What is needed: Your answer should be each line of the entries that contains the word "selected", copied in full.

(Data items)
▶

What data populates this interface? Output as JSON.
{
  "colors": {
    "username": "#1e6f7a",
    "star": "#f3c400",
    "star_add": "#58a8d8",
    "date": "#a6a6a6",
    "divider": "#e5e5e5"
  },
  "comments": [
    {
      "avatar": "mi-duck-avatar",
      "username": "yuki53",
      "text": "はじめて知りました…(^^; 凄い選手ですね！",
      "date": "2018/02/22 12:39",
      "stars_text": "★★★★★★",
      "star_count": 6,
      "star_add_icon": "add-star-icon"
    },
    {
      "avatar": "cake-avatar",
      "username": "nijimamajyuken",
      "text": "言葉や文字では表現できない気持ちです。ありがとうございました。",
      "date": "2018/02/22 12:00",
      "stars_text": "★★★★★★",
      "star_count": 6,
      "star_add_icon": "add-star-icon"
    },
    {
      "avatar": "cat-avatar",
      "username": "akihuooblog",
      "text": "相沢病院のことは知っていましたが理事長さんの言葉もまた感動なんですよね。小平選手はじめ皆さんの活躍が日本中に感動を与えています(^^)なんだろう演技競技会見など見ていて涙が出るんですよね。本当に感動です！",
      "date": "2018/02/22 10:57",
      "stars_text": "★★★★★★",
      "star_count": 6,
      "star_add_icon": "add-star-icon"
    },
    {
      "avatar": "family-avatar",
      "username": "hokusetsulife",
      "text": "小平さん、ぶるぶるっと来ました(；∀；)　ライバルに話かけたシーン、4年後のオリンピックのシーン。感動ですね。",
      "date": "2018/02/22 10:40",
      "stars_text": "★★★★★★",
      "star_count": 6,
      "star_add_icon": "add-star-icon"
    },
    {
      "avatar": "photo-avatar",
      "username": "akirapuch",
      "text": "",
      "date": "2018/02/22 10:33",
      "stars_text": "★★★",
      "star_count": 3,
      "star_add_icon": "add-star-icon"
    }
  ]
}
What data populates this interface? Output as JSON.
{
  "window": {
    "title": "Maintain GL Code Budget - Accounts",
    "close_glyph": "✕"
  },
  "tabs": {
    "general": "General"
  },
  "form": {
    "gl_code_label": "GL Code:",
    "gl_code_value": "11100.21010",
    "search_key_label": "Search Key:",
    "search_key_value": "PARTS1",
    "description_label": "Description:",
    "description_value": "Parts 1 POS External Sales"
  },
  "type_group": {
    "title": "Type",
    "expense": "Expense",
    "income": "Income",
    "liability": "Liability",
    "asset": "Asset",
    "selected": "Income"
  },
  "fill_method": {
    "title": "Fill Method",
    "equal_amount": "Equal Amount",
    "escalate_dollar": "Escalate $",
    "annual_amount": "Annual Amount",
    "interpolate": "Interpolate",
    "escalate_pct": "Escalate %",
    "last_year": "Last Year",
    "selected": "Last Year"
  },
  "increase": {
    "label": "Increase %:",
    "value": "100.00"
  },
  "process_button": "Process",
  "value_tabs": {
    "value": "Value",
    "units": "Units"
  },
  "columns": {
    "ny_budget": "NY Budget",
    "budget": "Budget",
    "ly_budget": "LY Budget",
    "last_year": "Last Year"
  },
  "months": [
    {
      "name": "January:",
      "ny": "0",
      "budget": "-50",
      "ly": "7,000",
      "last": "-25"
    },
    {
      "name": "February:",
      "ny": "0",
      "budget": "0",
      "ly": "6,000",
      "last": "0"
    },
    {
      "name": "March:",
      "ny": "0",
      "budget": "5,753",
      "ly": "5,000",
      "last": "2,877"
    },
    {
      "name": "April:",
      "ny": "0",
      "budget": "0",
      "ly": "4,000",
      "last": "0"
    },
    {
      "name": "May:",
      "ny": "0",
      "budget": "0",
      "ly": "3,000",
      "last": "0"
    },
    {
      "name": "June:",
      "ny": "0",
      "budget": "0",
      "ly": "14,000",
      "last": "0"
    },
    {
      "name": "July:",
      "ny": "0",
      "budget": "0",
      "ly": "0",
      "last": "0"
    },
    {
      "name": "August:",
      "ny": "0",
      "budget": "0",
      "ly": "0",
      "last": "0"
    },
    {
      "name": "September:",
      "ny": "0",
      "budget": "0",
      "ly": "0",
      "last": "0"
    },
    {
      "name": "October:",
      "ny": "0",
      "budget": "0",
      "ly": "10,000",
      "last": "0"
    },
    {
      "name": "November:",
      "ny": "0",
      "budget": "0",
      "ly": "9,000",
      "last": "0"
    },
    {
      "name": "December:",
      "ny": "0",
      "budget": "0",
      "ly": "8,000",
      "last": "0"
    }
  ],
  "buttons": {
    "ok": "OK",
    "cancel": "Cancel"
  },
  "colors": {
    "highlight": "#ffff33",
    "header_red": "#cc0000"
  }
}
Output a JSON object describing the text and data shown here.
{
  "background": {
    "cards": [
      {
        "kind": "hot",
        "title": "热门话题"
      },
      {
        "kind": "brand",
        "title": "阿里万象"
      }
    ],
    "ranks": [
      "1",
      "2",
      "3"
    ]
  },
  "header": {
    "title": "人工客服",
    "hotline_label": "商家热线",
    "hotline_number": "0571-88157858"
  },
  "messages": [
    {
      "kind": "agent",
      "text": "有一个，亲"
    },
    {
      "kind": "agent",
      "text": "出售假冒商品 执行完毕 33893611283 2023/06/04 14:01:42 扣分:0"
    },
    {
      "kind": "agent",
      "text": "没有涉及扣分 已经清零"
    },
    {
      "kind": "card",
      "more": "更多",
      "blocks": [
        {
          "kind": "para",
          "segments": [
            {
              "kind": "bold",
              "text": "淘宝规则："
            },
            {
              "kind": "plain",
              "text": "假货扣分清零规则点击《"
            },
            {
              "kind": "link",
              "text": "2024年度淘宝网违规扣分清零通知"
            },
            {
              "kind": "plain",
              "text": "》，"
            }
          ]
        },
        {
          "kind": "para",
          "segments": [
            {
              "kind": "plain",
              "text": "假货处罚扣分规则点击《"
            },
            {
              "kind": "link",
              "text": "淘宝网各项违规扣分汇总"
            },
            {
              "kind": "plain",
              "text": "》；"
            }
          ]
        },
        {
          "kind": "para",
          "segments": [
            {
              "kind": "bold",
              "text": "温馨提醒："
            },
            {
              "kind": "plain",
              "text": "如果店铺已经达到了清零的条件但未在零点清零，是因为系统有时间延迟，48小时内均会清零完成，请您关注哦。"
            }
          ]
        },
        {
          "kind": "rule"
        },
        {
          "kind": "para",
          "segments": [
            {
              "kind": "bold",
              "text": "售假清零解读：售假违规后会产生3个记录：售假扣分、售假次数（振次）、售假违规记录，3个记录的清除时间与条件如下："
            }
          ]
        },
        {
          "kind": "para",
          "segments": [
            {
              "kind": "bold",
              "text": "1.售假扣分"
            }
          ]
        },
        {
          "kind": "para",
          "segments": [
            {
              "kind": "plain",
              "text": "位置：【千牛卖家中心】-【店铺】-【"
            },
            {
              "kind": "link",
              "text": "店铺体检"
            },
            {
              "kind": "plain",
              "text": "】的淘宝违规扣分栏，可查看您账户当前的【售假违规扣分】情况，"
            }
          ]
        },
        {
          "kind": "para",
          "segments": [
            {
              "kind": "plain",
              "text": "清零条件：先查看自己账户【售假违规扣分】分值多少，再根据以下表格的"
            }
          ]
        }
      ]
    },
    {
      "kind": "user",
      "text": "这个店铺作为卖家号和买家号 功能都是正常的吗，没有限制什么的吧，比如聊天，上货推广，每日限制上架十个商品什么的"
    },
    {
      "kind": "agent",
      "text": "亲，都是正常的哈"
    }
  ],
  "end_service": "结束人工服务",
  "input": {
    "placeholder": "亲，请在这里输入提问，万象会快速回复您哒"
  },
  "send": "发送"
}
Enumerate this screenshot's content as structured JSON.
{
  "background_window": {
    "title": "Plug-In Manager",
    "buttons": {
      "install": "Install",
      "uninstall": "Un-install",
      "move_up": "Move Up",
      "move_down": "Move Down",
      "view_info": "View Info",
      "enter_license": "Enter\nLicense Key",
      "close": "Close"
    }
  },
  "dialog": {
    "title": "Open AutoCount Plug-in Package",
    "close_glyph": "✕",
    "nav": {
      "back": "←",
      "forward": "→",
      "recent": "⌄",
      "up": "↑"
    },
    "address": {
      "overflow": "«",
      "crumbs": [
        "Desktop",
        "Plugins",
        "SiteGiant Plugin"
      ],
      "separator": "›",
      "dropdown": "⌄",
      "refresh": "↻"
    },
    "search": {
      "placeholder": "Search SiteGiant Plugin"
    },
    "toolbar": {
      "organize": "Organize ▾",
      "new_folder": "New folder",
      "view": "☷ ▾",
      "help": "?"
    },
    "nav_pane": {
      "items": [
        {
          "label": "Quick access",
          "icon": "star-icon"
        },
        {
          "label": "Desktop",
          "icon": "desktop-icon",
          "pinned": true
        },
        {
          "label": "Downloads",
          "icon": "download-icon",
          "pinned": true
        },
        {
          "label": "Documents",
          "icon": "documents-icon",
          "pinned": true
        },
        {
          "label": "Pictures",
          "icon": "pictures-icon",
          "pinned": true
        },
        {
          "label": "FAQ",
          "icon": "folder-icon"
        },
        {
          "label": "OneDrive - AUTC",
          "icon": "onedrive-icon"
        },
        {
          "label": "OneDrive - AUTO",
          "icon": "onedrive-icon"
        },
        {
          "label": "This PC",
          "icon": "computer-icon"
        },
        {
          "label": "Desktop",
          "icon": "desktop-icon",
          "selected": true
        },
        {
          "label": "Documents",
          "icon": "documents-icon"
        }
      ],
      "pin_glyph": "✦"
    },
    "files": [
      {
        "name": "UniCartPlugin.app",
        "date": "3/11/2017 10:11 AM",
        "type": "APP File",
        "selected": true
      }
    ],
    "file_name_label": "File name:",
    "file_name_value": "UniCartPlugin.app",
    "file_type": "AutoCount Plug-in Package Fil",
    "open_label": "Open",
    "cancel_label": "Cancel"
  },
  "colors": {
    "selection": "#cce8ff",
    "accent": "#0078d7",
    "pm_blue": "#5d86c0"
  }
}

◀

Output below:
    "selected": "Income"
    "selected": "Last Year"
          "selected": true
        "selected": true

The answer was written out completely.